Department of Mathematics
York College (CUNY)
Jamaica, New York 11451
Let us consider several problems, all of which will use as "input data" the diagram above.
A contractor located at B has been hired to check the streets in the urban area shown above for pot holes. All the street segments shown will take the same time to traverse. The contractor wishes to traverse (walk) each segment of street at least once and return to B, following a route which will minimize the total amount of time for the inspection. What is this minimum amount of time?
(As part of your solution, explain why it is not possible to traverse each section of street once and only once on a tour that starts and ends at B.)
You live at A and must run errands by foot that take you to the sites B, C, D, E, and F in any order you might want, and then return to A. What route makes the most sense? How far do you have to walk to achieve your "best" result? Are there different routes that are "best," and if so how many are there?
A company must lay cable to connect up the sites A, ..., F so that messages can be sent between any pair of sites by relay if necessary. Thus, if cable is laid from A to B and B to C, cable does not have to be laid between A and C because one can relay a signal from A to C via B. If the cost of laying cable is proportional to the "distance" between two sites, what site pairs should be joined to minimize the cost of providing the cable service between the sites?
Students live at sites A, ..., F. A teacher wishes to group the students in pairs for the purposes of working on projects. If X and Y are paired it is assumed that X will walk to Y's house or the other way around to work together. What pairing will minimize the "average" distance that must be walked to have the students work together?
There are apartment blocks (or single family homes at A,...,F. Where would would an optimal location to place mobile medical facility which would:
a. Minimize the maximum distance that it would take to reach the mobile facility.
b. Minimize the total distance from all of the locations (A-F) to reach the mobile medical facility.
Which points (with coordinates which may or may not be integers) are closer to point E than any of the other point represented by dark dots, and, thus, could be served by a post-office at E?
Is it possible to assign a direction to each small horizontal and vertical segment in the diagram above so that for any pair of dots P and Q in the diagram one can drive from P to Q and then back from Q to P obeying the directions of the arrows?
For each of the Situations 0, 1, 2, 3, 4, 5 and 6 above, give as many examples of "real world situations" as you can which seem to you to be similar to these.
Suppose you have described a group of problems which which appear to you to be similar to Situation 1. Now for each of these problems explain how you think the problem is like Situation 1 and how you think it differs from Situation 1. Carry out this same process for the problems you found similar to Situation 0, 2, 3, 4, 5 and to Situation 6.
Make up a new problem of your own invention based on the diagram and information implicit in the diagram given at the start.

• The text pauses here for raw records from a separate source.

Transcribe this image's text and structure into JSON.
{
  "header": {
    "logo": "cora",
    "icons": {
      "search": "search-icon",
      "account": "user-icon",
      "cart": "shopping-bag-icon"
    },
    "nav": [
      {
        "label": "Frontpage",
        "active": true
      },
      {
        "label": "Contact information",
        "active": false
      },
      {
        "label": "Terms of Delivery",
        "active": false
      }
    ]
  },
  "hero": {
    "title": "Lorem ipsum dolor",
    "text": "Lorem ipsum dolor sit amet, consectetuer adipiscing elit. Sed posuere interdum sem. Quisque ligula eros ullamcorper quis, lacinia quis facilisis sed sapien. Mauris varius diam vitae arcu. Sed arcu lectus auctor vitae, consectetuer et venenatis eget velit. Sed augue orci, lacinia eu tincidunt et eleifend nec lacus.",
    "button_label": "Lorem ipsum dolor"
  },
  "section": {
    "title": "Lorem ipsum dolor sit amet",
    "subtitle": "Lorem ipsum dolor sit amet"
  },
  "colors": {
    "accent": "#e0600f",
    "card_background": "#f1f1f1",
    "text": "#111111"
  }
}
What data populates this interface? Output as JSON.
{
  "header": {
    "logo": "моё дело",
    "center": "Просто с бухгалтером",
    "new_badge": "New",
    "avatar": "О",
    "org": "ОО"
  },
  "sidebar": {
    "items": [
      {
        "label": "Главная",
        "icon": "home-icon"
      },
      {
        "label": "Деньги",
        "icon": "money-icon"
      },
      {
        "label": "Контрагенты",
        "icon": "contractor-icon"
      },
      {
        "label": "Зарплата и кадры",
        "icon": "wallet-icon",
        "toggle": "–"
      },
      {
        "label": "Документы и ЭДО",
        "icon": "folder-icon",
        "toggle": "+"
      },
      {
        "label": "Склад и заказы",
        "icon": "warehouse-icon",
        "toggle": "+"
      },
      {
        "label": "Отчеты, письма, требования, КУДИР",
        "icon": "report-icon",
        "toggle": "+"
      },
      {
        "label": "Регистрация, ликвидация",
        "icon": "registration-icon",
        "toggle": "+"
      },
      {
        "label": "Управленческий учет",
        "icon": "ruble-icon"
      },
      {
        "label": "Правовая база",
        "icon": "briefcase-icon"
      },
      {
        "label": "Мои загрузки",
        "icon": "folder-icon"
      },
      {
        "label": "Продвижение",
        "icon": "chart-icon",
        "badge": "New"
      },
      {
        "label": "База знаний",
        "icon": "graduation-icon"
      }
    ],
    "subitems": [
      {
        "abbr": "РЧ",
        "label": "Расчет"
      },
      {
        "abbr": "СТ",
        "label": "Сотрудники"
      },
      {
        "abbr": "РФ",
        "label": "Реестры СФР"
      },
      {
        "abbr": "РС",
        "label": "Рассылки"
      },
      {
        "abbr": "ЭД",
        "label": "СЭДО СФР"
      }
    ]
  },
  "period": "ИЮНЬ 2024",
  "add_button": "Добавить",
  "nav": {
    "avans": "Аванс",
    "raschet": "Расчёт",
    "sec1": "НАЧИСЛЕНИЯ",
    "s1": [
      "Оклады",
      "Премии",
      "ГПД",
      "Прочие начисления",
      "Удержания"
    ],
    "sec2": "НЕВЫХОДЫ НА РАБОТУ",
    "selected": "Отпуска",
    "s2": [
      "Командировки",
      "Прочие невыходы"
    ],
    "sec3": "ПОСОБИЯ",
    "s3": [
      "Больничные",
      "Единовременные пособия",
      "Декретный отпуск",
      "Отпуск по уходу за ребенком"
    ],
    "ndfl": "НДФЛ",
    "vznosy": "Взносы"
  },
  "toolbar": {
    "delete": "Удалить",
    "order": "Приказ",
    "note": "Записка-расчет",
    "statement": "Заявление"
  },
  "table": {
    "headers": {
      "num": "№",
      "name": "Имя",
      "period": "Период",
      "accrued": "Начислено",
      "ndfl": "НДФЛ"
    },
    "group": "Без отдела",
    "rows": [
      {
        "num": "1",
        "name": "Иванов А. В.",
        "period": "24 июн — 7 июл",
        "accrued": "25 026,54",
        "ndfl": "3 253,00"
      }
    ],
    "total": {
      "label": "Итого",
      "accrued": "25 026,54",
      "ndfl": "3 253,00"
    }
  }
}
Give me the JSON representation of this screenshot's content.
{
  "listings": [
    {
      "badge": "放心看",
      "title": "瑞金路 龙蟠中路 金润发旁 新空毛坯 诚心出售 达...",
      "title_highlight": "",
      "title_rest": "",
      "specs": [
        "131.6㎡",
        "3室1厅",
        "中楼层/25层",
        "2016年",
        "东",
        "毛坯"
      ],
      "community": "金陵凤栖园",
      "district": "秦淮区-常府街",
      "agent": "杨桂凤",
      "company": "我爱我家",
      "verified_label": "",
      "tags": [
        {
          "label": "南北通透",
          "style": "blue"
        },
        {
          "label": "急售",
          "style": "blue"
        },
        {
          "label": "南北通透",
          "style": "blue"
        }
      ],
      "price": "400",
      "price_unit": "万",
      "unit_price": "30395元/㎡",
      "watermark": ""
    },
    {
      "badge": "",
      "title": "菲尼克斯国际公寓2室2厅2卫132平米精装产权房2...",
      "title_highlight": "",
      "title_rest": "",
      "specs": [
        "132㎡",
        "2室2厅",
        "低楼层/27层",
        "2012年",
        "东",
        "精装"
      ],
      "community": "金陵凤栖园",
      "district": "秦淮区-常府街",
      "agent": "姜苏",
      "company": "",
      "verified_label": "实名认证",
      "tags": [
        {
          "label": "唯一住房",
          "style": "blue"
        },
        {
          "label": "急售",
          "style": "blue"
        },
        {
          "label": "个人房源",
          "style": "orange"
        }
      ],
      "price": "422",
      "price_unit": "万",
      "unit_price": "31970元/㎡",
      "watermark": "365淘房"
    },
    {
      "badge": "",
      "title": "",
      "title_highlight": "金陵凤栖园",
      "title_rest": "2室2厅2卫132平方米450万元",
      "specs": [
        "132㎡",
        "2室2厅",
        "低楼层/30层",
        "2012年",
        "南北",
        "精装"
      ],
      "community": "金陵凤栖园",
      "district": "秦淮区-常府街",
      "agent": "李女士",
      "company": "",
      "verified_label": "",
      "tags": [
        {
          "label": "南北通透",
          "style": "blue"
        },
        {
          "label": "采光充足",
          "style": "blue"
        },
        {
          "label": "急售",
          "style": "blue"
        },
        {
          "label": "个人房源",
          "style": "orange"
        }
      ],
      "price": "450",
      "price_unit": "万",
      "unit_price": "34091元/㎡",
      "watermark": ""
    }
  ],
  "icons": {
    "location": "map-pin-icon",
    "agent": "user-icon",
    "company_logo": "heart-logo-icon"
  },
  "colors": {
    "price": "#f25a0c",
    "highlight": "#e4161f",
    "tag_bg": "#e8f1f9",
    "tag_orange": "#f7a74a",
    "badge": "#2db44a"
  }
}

Perhaps you may want to ask that more information be added to the diagram to make up your problem. For example, you might want to know if there are traffic lights at any of the corners, or in what directions the automobile traffic can move on the streets shown.
The material above was originally developed for a workshop given at Teachers College at Columbia, entitled Mathematics, Politics, and Society (July, 2004) Further work was supported in part by the Teacher Academy of York College. Specific funding was provided by: FIPSE (46274-07 01) and the Fund for PS (72042-07 01) to the Teacher Academy of CUNY. Additional evolution of the material has occurred due to presentation in other settings.